» Hazardous Waste Management

This chapter of the 2016 Audit focuses on understanding household hazardous waste needs concerning waste produced by students, staff, and faculty. Hazardous waste is defined as waste that is dangerous or potentially harmful to our health or that of the environment, according to the Environmental Protection Agency. Items like batteries, computers, cell phones, printer ink cartridges, light bulbs, and electronics are classified as hazardous waste, and can be found in homes, hence the label ‘household hazardous waste.’

It is important for the university to create a household hazardous waste collection and disposal program for student, staff, and faculty generated waste to ensure these dangerous items are not being sent to landfills. For more information, refer to Chapter 4 of the 2016 Environmental Audit, written by Amelia Cunningham.

  • Collection and Disposal Needs
  • Collection and Disposal Recommendations
  • Household hazardous waste from students, staff, and faculty is not being completely properly disposed of through specialized hazardous waste processes. Chapman currently has processes to handle hazardous waste generated by campus activity, but no program for waste generated by university attendees. Evidence from the 2015 Survey, calls to the Office of Sustainability, and Henley Hall waste audits have found that students, staff, and faculty have trouble identifying hazardous waste and making the effort to follow through on proper disposal procedures. Therefore, there is a need for an on campus hazardous waste collection program. Interesting facts to support this need include:

    • 10 items of household hazardous waste found on both days of the Henley Hall waste audits (each day evaluated waste that had accumulated over 2 days from a single residence hall)
    • 30% of students, staff, and faculty surveyed were unaware that hazardous waste requires a separate disposal process
    • 71% of students, staff, and faculty surveyed find batteries difficult to dispose of (see Figure 1)

    Difficulty disposing

  • Given that 48% of students, faculty, and staff surveyed cited convenience as the greatest barrier to making more sustainable choices, having an on-campus hazardous waste collection program for waste generated by students, staff, and faculty would provide an accessible way to prevent these items from going to landfills. Since the university currently has disposal processes for waste generated by campus activity, collection of student, staff, and faculty generated hazardous waste could be directed into these same processes. Potential options for collection of student, staff, and faculty hazardous waste include:

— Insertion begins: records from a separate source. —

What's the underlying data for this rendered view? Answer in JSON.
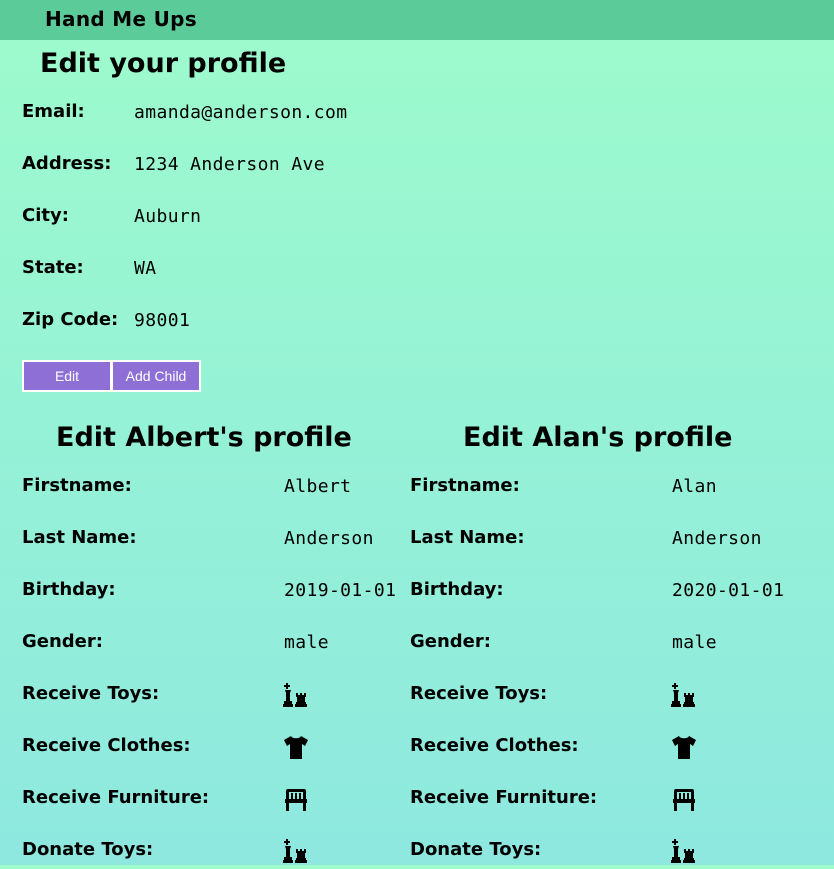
{
  "app": {
    "brand": "Hand Me Ups"
  },
  "profile": {
    "title": "Edit your profile",
    "fields": [
      {
        "label": "Email:",
        "value": "amanda@anderson.com"
      },
      {
        "label": "Address:",
        "value": "1234 Anderson Ave"
      },
      {
        "label": "City:",
        "value": "Auburn"
      },
      {
        "label": "State:",
        "value": "WA"
      },
      {
        "label": "Zip Code:",
        "value": "98001"
      }
    ],
    "buttons": {
      "edit": "Edit",
      "add_child": "Add Child"
    }
  },
  "children": [
    {
      "title": "Edit Albert's profile",
      "fields": [
        {
          "label": "Firstname:",
          "value": "Albert"
        },
        {
          "label": "Last Name:",
          "value": "Anderson"
        },
        {
          "label": "Birthday:",
          "value": "2019-01-01"
        },
        {
          "label": "Gender:",
          "value": "male"
        }
      ],
      "preferences": [
        {
          "label": "Receive Toys:",
          "icon": "chess-icon"
        },
        {
          "label": "Receive Clothes:",
          "icon": "tshirt-icon"
        },
        {
          "label": "Receive Furniture:",
          "icon": "chair-icon"
        },
        {
          "label": "Donate Toys:",
          "icon": "chess-icon"
        }
      ]
    },
    {
      "title": "Edit Alan's profile",
      "fields": [
        {
          "label": "Firstname:",
          "value": "Alan"
        },
        {
          "label": "Last Name:",
          "value": "Anderson"
        },
        {
          "label": "Birthday:",
          "value": "2020-01-01"
        },
        {
          "label": "Gender:",
          "value": "male"
        }
      ],
      "preferences": [
        {
          "label": "Receive Toys:",
          "icon": "chess-icon"
        },
        {
          "label": "Receive Clothes:",
          "icon": "tshirt-icon"
        },
        {
          "label": "Receive Furniture:",
          "icon": "chair-icon"
        },
        {
          "label": "Donate Toys:",
          "icon": "chess-icon"
        }
      ]
    }
  ],
  "colors": {
    "topbar": "#5ccb9a",
    "button": "#8e6fd6"
  }
}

    • Bins in main buildings and residence halls to collect smaller sized hazardous waste like cell phones and batteries
    • Collection drive at the end of the school year during move out times to collect hazardous waste that had been forgotten about during the school year
    • Moveable trailers or PODS placed in a parking space or sidewalk area on main campus to collect waste
    • An on campus room designated to waste collection
    • A work request system that facilitates collection of larger items like TVs or printers